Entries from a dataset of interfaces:
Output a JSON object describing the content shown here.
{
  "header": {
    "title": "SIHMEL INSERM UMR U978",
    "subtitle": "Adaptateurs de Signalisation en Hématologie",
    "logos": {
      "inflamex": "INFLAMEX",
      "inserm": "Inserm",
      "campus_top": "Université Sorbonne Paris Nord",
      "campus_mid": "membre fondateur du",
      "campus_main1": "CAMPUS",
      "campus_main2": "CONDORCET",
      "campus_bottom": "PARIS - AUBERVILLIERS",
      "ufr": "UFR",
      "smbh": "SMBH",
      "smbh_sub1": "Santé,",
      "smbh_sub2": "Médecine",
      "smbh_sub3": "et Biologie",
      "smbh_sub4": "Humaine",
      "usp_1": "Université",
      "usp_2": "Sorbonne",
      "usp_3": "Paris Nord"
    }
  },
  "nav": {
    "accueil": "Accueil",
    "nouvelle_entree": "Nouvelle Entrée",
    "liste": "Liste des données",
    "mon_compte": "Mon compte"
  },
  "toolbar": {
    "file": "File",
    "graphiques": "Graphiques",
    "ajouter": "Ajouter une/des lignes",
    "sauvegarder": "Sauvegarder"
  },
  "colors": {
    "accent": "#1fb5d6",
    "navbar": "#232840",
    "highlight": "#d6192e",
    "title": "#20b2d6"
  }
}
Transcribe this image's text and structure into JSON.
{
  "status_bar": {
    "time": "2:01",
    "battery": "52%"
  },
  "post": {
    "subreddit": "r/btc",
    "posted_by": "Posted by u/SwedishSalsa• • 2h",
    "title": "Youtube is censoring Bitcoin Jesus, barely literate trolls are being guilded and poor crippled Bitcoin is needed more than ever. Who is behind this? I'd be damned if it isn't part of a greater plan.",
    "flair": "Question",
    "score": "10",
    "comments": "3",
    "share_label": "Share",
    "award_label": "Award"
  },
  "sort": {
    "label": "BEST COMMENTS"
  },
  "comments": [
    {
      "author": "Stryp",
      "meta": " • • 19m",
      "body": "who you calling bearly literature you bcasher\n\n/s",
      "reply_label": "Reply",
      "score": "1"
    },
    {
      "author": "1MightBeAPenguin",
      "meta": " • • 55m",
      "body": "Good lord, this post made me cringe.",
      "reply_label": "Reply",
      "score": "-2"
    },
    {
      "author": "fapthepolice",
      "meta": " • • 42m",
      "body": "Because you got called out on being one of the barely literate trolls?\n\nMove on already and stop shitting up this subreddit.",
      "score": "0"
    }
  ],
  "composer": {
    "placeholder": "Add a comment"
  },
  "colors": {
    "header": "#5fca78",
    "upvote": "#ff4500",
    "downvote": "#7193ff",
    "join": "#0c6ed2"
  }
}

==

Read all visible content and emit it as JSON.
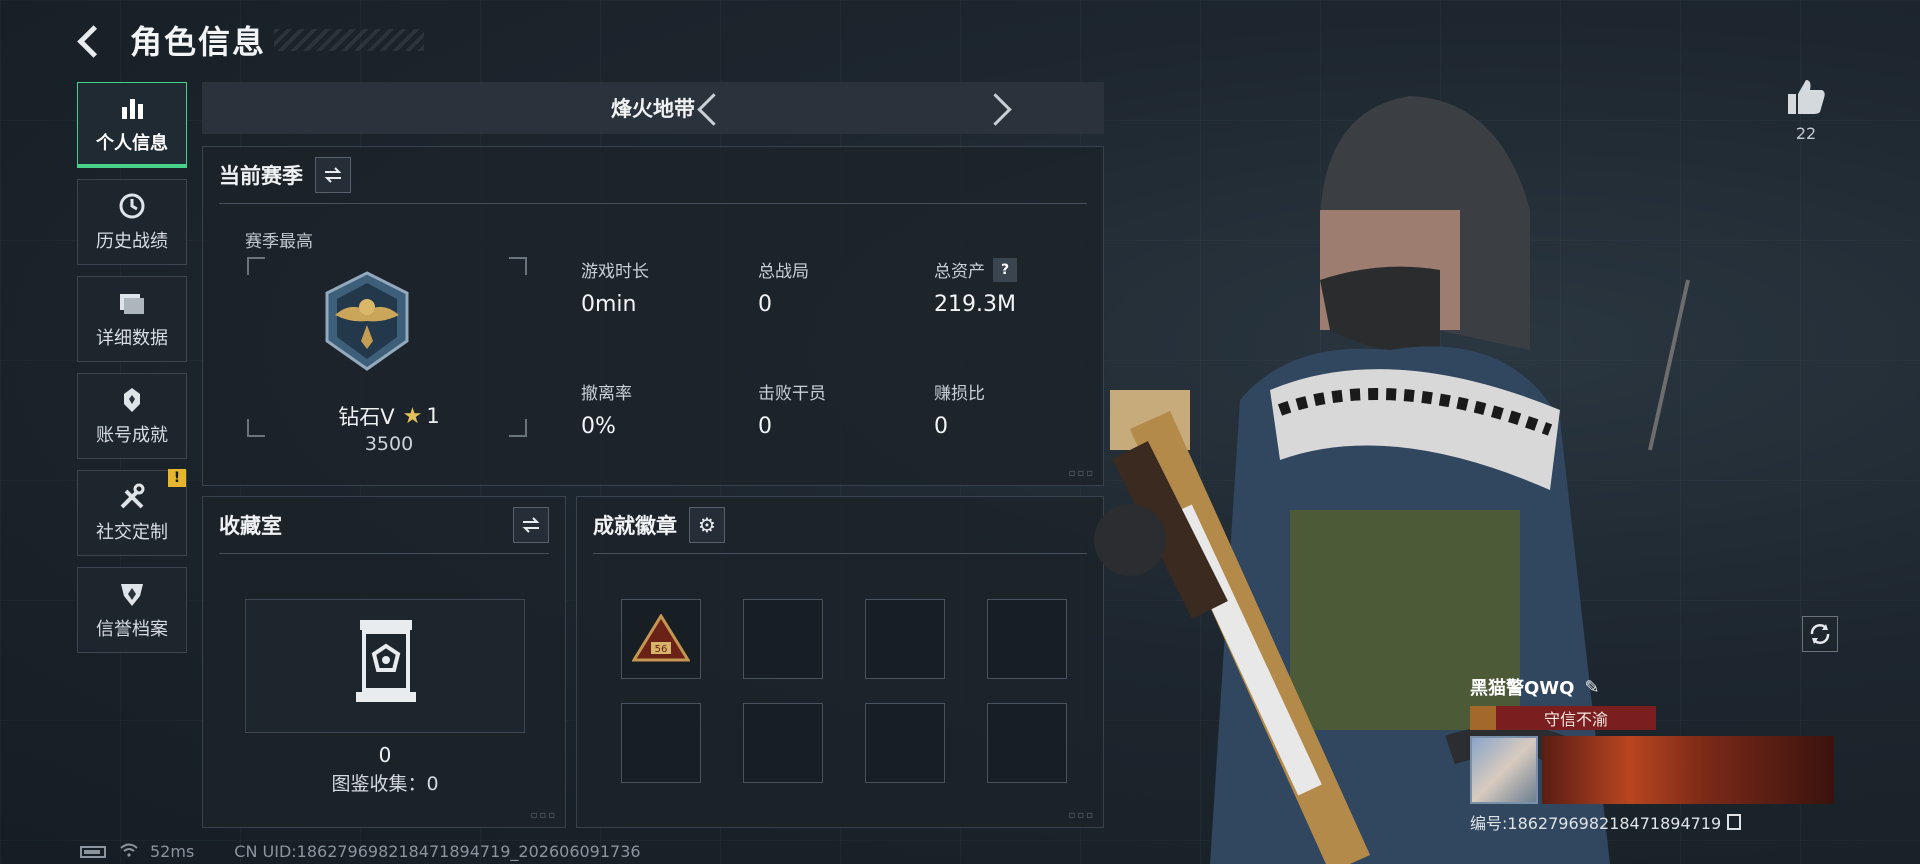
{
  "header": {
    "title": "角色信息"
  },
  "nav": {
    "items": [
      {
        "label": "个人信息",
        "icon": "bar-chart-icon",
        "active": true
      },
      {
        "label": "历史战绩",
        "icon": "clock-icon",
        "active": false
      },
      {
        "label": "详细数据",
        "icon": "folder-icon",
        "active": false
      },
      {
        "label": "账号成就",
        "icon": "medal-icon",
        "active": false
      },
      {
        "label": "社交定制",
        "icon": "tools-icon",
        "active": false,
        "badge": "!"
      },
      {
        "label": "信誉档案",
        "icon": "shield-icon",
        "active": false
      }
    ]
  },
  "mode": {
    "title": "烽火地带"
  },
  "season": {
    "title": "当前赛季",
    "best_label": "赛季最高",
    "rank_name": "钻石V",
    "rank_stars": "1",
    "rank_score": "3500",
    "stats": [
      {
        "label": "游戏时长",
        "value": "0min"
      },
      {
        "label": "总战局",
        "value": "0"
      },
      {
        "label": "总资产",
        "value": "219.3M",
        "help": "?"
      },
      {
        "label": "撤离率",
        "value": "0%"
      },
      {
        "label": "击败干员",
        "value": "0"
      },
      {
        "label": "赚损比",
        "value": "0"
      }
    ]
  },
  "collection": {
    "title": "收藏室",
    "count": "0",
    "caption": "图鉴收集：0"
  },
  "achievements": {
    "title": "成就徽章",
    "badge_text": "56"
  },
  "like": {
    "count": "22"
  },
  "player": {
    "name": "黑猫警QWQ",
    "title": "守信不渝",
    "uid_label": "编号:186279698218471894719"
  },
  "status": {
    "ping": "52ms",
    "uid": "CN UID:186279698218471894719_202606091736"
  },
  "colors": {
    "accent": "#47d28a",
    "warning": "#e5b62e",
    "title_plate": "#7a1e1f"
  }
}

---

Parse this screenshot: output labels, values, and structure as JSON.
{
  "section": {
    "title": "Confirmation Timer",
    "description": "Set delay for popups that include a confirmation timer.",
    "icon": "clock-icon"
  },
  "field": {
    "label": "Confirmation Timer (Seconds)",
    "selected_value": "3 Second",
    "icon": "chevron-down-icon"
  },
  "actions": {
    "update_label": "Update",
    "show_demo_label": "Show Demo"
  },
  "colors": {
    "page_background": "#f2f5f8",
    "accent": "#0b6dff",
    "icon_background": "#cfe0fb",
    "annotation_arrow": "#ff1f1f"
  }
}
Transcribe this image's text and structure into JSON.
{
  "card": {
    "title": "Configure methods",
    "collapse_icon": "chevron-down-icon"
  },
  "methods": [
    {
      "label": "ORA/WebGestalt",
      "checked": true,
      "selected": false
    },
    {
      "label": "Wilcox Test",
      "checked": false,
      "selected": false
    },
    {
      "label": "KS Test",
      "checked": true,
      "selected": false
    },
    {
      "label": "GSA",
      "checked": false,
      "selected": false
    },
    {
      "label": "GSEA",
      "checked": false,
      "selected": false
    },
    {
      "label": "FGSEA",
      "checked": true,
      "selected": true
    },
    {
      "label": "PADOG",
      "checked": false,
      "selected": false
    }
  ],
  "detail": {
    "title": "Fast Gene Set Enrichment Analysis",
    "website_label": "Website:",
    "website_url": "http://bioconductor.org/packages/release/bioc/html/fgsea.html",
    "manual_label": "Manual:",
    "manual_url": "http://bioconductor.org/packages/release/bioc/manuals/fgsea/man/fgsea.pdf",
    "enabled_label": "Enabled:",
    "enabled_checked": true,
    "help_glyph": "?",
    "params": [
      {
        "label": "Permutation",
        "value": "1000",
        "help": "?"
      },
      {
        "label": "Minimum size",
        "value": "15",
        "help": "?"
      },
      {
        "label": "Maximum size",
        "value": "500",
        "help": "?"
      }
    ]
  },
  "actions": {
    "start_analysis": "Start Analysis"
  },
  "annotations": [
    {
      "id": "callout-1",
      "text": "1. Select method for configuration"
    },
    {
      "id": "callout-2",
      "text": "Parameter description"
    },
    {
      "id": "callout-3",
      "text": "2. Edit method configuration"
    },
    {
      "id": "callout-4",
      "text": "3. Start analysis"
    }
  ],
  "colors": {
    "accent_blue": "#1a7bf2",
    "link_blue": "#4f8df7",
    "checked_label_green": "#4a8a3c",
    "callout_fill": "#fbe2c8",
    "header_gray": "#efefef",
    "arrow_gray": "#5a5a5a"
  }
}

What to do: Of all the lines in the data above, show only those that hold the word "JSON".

The completed task:
Output a JSON object describing the content shown here.
Transcribe this image's text and structure into JSON.
Read all visible content and emit it as JSON.
Parse this screenshot: output labels, values, and structure as JSON.
Transcribe this image's text and structure into JSON.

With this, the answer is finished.